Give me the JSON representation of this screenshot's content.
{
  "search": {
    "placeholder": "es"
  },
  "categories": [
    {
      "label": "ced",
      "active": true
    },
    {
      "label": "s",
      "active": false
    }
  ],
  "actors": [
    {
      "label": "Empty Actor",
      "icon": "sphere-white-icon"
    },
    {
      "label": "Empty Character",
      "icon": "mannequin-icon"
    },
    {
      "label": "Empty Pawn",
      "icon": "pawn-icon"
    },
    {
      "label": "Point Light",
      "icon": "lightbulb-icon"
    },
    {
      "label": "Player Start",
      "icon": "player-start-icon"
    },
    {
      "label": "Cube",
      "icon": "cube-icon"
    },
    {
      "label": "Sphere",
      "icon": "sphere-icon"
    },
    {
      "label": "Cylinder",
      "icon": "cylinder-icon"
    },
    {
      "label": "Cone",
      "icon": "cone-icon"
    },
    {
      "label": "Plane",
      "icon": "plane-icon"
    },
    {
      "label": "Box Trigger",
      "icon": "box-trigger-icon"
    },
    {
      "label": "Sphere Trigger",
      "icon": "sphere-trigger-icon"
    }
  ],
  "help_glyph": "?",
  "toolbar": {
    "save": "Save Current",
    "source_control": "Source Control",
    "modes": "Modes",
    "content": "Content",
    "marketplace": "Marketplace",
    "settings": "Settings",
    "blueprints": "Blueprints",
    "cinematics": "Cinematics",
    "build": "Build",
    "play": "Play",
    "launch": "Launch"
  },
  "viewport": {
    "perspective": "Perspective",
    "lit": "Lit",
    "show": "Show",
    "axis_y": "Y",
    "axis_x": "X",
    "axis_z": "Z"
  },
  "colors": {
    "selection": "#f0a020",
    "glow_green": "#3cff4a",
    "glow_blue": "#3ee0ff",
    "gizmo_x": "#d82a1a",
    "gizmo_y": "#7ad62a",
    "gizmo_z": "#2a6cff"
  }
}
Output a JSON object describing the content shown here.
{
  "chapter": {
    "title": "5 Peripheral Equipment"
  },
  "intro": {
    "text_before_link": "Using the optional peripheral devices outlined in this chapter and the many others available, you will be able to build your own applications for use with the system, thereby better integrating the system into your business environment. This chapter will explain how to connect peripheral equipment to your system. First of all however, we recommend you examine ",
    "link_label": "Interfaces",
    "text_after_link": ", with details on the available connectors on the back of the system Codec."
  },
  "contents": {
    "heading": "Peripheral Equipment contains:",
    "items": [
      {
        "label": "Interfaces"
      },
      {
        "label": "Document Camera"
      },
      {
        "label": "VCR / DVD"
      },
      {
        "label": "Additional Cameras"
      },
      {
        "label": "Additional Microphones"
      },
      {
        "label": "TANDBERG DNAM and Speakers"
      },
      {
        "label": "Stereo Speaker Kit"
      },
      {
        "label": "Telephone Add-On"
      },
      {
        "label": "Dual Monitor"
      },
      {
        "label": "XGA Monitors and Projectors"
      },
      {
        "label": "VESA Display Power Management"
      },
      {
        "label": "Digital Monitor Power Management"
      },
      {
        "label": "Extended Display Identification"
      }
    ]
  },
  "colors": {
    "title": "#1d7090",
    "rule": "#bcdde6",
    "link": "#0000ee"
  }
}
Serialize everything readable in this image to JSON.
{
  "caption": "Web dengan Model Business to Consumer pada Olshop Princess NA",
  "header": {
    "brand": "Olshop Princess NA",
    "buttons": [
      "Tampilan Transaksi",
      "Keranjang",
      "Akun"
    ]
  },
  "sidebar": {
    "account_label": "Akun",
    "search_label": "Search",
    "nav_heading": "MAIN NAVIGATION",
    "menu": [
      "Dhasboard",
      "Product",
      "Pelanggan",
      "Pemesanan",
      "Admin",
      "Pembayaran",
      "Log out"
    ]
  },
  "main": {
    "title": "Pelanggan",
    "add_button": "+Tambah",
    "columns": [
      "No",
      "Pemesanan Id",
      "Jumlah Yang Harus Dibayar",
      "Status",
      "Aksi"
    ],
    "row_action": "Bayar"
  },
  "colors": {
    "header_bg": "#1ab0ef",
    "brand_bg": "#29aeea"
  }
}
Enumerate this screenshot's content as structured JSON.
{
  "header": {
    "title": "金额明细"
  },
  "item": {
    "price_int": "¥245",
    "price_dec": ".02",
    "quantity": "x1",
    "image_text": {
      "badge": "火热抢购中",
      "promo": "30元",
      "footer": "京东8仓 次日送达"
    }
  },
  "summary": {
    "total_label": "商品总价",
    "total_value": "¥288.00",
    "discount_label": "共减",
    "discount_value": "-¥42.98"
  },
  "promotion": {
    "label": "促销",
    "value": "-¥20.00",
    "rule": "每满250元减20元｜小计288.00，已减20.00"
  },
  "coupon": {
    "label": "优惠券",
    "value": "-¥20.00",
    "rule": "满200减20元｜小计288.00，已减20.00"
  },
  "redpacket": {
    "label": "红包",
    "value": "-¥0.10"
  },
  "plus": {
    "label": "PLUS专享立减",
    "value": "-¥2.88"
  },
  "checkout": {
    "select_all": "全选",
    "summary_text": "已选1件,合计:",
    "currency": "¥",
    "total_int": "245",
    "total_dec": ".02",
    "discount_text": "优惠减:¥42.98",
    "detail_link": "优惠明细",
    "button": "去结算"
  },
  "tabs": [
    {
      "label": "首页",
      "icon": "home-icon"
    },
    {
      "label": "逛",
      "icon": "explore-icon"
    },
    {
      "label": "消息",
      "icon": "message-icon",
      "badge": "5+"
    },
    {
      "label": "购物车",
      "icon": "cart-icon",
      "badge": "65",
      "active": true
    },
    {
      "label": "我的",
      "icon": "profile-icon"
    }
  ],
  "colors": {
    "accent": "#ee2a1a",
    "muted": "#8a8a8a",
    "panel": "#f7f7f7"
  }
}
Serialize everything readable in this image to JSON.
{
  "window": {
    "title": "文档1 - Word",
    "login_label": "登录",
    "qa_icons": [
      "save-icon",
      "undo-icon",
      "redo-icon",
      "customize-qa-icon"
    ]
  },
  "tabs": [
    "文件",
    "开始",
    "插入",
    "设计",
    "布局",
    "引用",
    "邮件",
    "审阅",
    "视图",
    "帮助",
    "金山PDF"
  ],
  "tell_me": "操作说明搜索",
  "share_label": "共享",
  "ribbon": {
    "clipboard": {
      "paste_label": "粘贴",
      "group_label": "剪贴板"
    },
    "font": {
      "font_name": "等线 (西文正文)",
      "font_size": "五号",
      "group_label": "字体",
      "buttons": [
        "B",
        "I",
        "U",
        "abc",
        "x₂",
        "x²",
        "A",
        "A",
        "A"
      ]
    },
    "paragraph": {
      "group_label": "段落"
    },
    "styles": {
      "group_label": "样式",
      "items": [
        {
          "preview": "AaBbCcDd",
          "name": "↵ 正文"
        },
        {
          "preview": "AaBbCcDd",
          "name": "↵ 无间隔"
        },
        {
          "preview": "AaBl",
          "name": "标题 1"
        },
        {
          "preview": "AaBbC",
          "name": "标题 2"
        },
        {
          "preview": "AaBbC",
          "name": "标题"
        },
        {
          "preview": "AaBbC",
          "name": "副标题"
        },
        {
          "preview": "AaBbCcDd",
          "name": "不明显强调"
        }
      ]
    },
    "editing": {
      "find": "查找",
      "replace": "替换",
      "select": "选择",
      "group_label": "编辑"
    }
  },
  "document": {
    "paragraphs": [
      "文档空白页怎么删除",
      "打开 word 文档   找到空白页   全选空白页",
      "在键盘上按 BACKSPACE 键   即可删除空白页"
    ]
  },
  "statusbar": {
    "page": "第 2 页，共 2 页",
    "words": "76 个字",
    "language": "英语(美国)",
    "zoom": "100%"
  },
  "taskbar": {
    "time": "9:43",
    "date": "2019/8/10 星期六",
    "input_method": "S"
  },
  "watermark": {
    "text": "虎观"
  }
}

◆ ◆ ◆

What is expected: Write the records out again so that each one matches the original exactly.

Exercise output:
Give me the JSON representation of this screenshot's content.
{
  "search": {
    "placeholder": "es"
  },
  "categories": [
    {
      "label": "ced",
      "active": true
    },
    {
      "label": "s",
      "active": false
    }
  ],
  "actors": [
    {
      "label": "Empty Actor",
      "icon": "sphere-white-icon"
    },
    {
      "label": "Empty Character",
      "icon": "mannequin-icon"
    },
    {
      "label": "Empty Pawn",
      "icon": "pawn-icon"
    },
    {
      "label": "Point Light",
      "icon": "lightbulb-icon"
    },
    {
      "label": "Player Start",
      "icon": "player-start-icon"
    },
    {
      "label": "Cube",
      "icon": "cube-icon"
    },
    {
      "label": "Sphere",
      "icon": "sphere-icon"
    },
    {
      "label": "Cylinder",
      "icon": "cylinder-icon"
    },
    {
      "label": "Cone",
      "icon": "cone-icon"
    },
    {
      "label": "Plane",
      "icon": "plane-icon"
    },
    {
      "label": "Box Trigger",
      "icon": "box-trigger-icon"
    },
    {
      "label": "Sphere Trigger",
      "icon": "sphere-trigger-icon"
    }
  ],
  "help_glyph": "?",
  "toolbar": {
    "save": "Save Current",
    "source_control": "Source Control",
    "modes": "Modes",
    "content": "Content",
    "marketplace": "Marketplace",
    "settings": "Settings",
    "blueprints": "Blueprints",
    "cinematics": "Cinematics",
    "build": "Build",
    "play": "Play",
    "launch": "Launch"
  },
  "viewport": {
    "perspective": "Perspective",
    "lit": "Lit",
    "show": "Show",
    "axis_y": "Y",
    "axis_x": "X",
    "axis_z": "Z"
  },
  "colors": {
    "selection": "#f0a020",
    "glow_green": "#3cff4a",
    "glow_blue": "#3ee0ff",
    "gizmo_x": "#d82a1a",
    "gizmo_y": "#7ad62a",
    "gizmo_z": "#2a6cff"
  }
}
Output a JSON object describing the content shown here.
{
  "chapter": {
    "title": "5 Peripheral Equipment"
  },
  "intro": {
    "text_before_link": "Using the optional peripheral devices outlined in this chapter and the many others available, you will be able to build your own applications for use with the system, thereby better integrating the system into your business environment. This chapter will explain how to connect peripheral equipment to your system. First of all however, we recommend you examine ",
    "link_label": "Interfaces",
    "text_after_link": ", with details on the available connectors on the back of the system Codec."
  },
  "contents": {
    "heading": "Peripheral Equipment contains:",
    "items": [
      {
        "label": "Interfaces"
      },
      {
        "label": "Document Camera"
      },
      {
        "label": "VCR / DVD"
      },
      {
        "label": "Additional Cameras"
      },
      {
        "label": "Additional Microphones"
      },
      {
        "label": "TANDBERG DNAM and Speakers"
      },
      {
        "label": "Stereo Speaker Kit"
      },
      {
        "label": "Telephone Add-On"
      },
      {
        "label": "Dual Monitor"
      },
      {
        "label": "XGA Monitors and Projectors"
      },
      {
        "label": "VESA Display Power Management"
      },
      {
        "label": "Digital Monitor Power Management"
      },
      {
        "label": "Extended Display Identification"
      }
    ]
  },
  "colors": {
    "title": "#1d7090",
    "rule": "#bcdde6",
    "link": "#0000ee"
  }
}
Serialize everything readable in this image to JSON.
{
  "caption": "Web dengan Model Business to Consumer pada Olshop Princess NA",
  "header": {
    "brand": "Olshop Princess NA",
    "buttons": [
      "Tampilan Transaksi",
      "Keranjang",
      "Akun"
    ]
  },
  "sidebar": {
    "account_label": "Akun",
    "search_label": "Search",
    "nav_heading": "MAIN NAVIGATION",
    "menu": [
      "Dhasboard",
      "Product",
      "Pelanggan",
      "Pemesanan",
      "Admin",
      "Pembayaran",
      "Log out"
    ]
  },
  "main": {
    "title": "Pelanggan",
    "add_button": "+Tambah",
    "columns": [
      "No",
      "Pemesanan Id",
      "Jumlah Yang Harus Dibayar",
      "Status",
      "Aksi"
    ],
    "row_action": "Bayar"
  },
  "colors": {
    "header_bg": "#1ab0ef",
    "brand_bg": "#29aeea"
  }
}
Enumerate this screenshot's content as structured JSON.
{
  "header": {
    "title": "金额明细"
  },
  "item": {
    "price_int": "¥245",
    "price_dec": ".02",
    "quantity": "x1",
    "image_text": {
      "badge": "火热抢购中",
      "promo": "30元",
      "footer": "京东8仓 次日送达"
    }
  },
  "summary": {
    "total_label": "商品总价",
    "total_value": "¥288.00",
    "discount_label": "共减",
    "discount_value": "-¥42.98"
  },
  "promotion": {
    "label": "促销",
    "value": "-¥20.00",
    "rule": "每满250元减20元｜小计288.00，已减20.00"
  },
  "coupon": {
    "label": "优惠券",
    "value": "-¥20.00",
    "rule": "满200减20元｜小计288.00，已减20.00"
  },
  "redpacket": {
    "label": "红包",
    "value": "-¥0.10"
  },
  "plus": {
    "label": "PLUS专享立减",
    "value": "-¥2.88"
  },
  "checkout": {
    "select_all": "全选",
    "summary_text": "已选1件,合计:",
    "currency": "¥",
    "total_int": "245",
    "total_dec": ".02",
    "discount_text": "优惠减:¥42.98",
    "detail_link": "优惠明细",
    "button": "去结算"
  },
  "tabs": [
    {
      "label": "首页",
      "icon": "home-icon"
    },
    {
      "label": "逛",
      "icon": "explore-icon"
    },
    {
      "label": "消息",
      "icon": "message-icon",
      "badge": "5+"
    },
    {
      "label": "购物车",
      "icon": "cart-icon",
      "badge": "65",
      "active": true
    },
    {
      "label": "我的",
      "icon": "profile-icon"
    }
  ],
  "colors": {
    "accent": "#ee2a1a",
    "muted": "#8a8a8a",
    "panel": "#f7f7f7"
  }
}
Serialize everything readable in this image to JSON.
{
  "window": {
    "title": "文档1 - Word",
    "login_label": "登录",
    "qa_icons": [
      "save-icon",
      "undo-icon",
      "redo-icon",
      "customize-qa-icon"
    ]
  },
  "tabs": [
    "文件",
    "开始",
    "插入",
    "设计",
    "布局",
    "引用",
    "邮件",
    "审阅",
    "视图",
    "帮助",
    "金山PDF"
  ],
  "tell_me": "操作说明搜索",
  "share_label": "共享",
  "ribbon": {
    "clipboard": {
      "paste_label": "粘贴",
      "group_label": "剪贴板"
    },
    "font": {
      "font_name": "等线 (西文正文)",
      "font_size": "五号",
      "group_label": "字体",
      "buttons": [
        "B",
        "I",
        "U",
        "abc",
        "x₂",
        "x²",
        "A",
        "A",
        "A"
      ]
    },
    "paragraph": {
      "group_label": "段落"
    },
    "styles": {
      "group_label": "样式",
      "items": [
        {
          "preview": "AaBbCcDd",
          "name": "↵ 正文"
        },
        {
          "preview": "AaBbCcDd",
          "name": "↵ 无间隔"
        },
        {
          "preview": "AaBl",
          "name": "标题 1"
        },
        {
          "preview": "AaBbC",
          "name": "标题 2"
        },
        {
          "preview": "AaBbC",
          "name": "标题"
        },
        {
          "preview": "AaBbC",
          "name": "副标题"
        },
        {
          "preview": "AaBbCcDd",
          "name": "不明显强调"
        }
      ]
    },
    "editing": {
      "find": "查找",
      "replace": "替换",
      "select": "选择",
      "group_label": "编辑"
    }
  },
  "document": {
    "paragraphs": [
      "文档空白页怎么删除",
      "打开 word 文档   找到空白页   全选空白页",
      "在键盘上按 BACKSPACE 键   即可删除空白页"
    ]
  },
  "statusbar": {
    "page": "第 2 页，共 2 页",
    "words": "76 个字",
    "language": "英语(美国)",
    "zoom": "100%"
  },
  "taskbar": {
    "time": "9:43",
    "date": "2019/8/10 星期六",
    "input_method": "S"
  },
  "watermark": {
    "text": "虎观"
  }
}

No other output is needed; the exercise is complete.